14. Neufeld EJ. Update on iron chelators in thalassemia. Hematology Am Soc Hematol Educ Program. 2010; 2010:451-5.

15. Peng CT, Tsai CH, Wu KH. Effects of chelation therapy on cardiac function improvement in thalassemia patients: literature review and the Taiwanese experience. Hemoglobin. 2008; 32:49-62.

16. Porter JB, Shah FT. Iron overload in thalassemia and related conditions: therapeutic goals and assessment of response to chelation therapies. Hematol Oncol Clin North Am. 2010; 24:1109-30.

17. Pontikoglou C, Papadaki HA. Idiosyncratic drug-induced agranulocytosis: the paradigm of deferiprone. Hemoglobin. 2010; 34:291-304.

18. Olivieri NF, Brittenham GM, Matsui D et al. Iron-chelation therapy with oral deferipronein patients with thalassemia major. N Engl J Med. 1995; 332:918-22.

19. Maggio A, Vitrano A, Capra M et al. Improving survival with deferiprone treatment in patients with thalassemia major: a prospective multicenter randomised clinical trial under the auspices of the Italian Society for Thalassemia and Hemoglobinopathies. Blood Cells Mol Dis. 2009 May-Jun; 42:247-51.

20. Tanner MA, Galanello R, Dessi C et al. Combined chelation therapy in thalassemia major for the treatment of severe myocardial siderosis with left ventricular dysfunction. J Cardiovasc Magn Reson. 2008; 10:12.

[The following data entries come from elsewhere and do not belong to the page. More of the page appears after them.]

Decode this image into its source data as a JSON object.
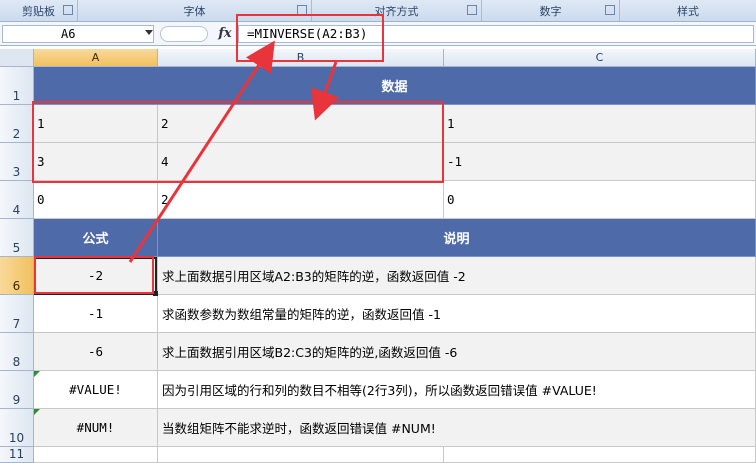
{
  "ribbon": {
    "groups": [
      {
        "label": "剪贴板"
      },
      {
        "label": "字体"
      },
      {
        "label": "对齐方式"
      },
      {
        "label": "数字"
      },
      {
        "label": "样式"
      }
    ]
  },
  "formula_bar": {
    "name_box": "A6",
    "fx_label": "fx",
    "formula": "=MINVERSE(A2:B3)"
  },
  "columns": [
    "A",
    "B",
    "C"
  ],
  "rows": [
    "1",
    "2",
    "3",
    "4",
    "5",
    "6",
    "7",
    "8",
    "9",
    "10",
    "11"
  ],
  "sheet": {
    "data_header": "数据",
    "data_rows": [
      [
        "1",
        "2",
        "1"
      ],
      [
        "3",
        "4",
        "-1"
      ],
      [
        "0",
        "2",
        "0"
      ]
    ],
    "formula_header": "公式",
    "desc_header": "说明",
    "results": [
      {
        "value": "-2",
        "desc": "求上面数据引用区域A2:B3的矩阵的逆，函数返回值 -2"
      },
      {
        "value": "-1",
        "desc": "求函数参数为数组常量的矩阵的逆，函数返回值 -1"
      },
      {
        "value": "-6",
        "desc": "求上面数据引用区域B2:C3的矩阵的逆,函数返回值 -6"
      },
      {
        "value": "#VALUE!",
        "desc": "因为引用区域的行和列的数目不相等(2行3列)，所以函数返回错误值 #VALUE!"
      },
      {
        "value": "#NUM!",
        "desc": "当数组矩阵不能求逆时，函数返回错误值 #NUM!"
      }
    ]
  },
  "colors": {
    "header_fill": "#4f6aa8",
    "highlight_red": "#e8343b",
    "cell_fill": "#f2f2f2"
  }
}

21. Farmaki K, Tzoumari I, Pappa C et al. Normalisation of total body iron load with very intensive combined chelation reverses cardiac and endocrine complications of thalassaemia major. Br J Haematol. 2010; 148:466-75.

22. Ferriprox Total Care Program, Chesterfield, MO: Personal communication.

23. Olivieri NF, Brittenham GM, McLaren CE et al. Long-term safety and effectiveness of iron-chelation therapy with deferiprone for thalassemia major. N Engl J Med. 1998; 339:417-23.

24. Wanless IR, Sweeney G, Dhillon AP et al. Lack of progressive hepatic fibrosis during long-term therapy with deferiprone in subjects with transfusion-dependent beta-thalassemia. Blood. 2002; 100:1566-9.

25. Maggio A, Filosa A, Vitrano A et al. Iron chelation therapy in thalassemia major: a systematic review with meta-analyses of 1520 patients included on randomized clinical trials. Blood Cells Mol Dis. 2011; 47:166-75.

26. Angelucci E, Barosi G, Camaschella C et al. Italian Society of Hematology practice guidelines for the management of iron overload in thalassemia major and related disorders. Haematologica. 2008; 93:741-52.